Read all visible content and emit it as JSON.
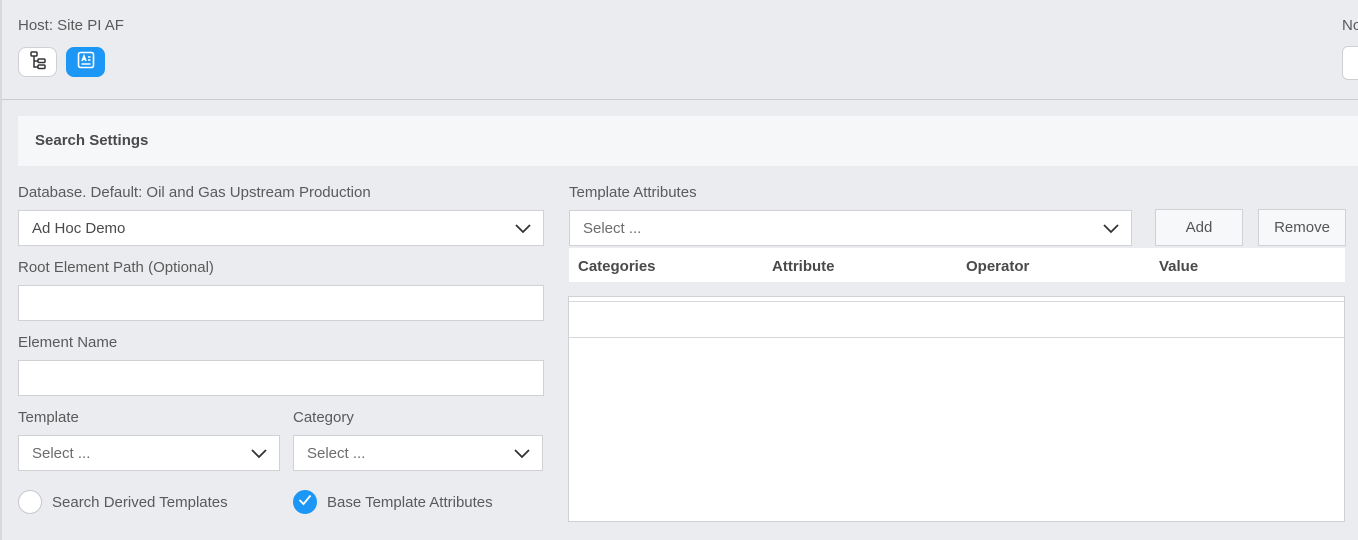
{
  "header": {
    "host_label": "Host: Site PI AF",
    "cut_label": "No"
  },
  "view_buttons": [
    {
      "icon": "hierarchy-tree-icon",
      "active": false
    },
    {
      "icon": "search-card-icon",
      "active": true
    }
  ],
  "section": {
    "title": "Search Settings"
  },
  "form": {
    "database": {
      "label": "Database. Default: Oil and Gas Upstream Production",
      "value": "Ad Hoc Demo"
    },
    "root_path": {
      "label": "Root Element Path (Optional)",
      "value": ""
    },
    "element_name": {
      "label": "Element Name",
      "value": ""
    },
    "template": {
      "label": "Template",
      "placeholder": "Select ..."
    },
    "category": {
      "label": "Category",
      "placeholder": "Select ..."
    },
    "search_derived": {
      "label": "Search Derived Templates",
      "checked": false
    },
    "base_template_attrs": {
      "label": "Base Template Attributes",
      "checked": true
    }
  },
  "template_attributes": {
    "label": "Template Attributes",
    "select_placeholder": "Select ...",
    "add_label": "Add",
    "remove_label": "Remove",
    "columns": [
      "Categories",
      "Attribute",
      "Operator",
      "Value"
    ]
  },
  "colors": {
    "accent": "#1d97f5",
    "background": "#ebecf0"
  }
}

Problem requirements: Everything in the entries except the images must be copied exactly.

Exercise output:
Read all visible content and emit it as JSON.
{
  "header": {
    "host_label": "Host: Site PI AF",
    "cut_label": "No"
  },
  "view_buttons": [
    {
      "icon": "hierarchy-tree-icon",
      "active": false
    },
    {
      "icon": "search-card-icon",
      "active": true
    }
  ],
  "section": {
    "title": "Search Settings"
  },
  "form": {
    "database": {
      "label": "Database. Default: Oil and Gas Upstream Production",
      "value": "Ad Hoc Demo"
    },
    "root_path": {
      "label": "Root Element Path (Optional)",
      "value": ""
    },
    "element_name": {
      "label": "Element Name",
      "value": ""
    },
    "template": {
      "label": "Template",
      "placeholder": "Select ..."
    },
    "category": {
      "label": "Category",
      "placeholder": "Select ..."
    },
    "search_derived": {
      "label": "Search Derived Templates",
      "checked": false
    },
    "base_template_attrs": {
      "label": "Base Template Attributes",
      "checked": true
    }
  },
  "template_attributes": {
    "label": "Template Attributes",
    "select_placeholder": "Select ...",
    "add_label": "Add",
    "remove_label": "Remove",
    "columns": [
      "Categories",
      "Attribute",
      "Operator",
      "Value"
    ]
  },
  "colors": {
    "accent": "#1d97f5",
    "background": "#ebecf0"
  }
}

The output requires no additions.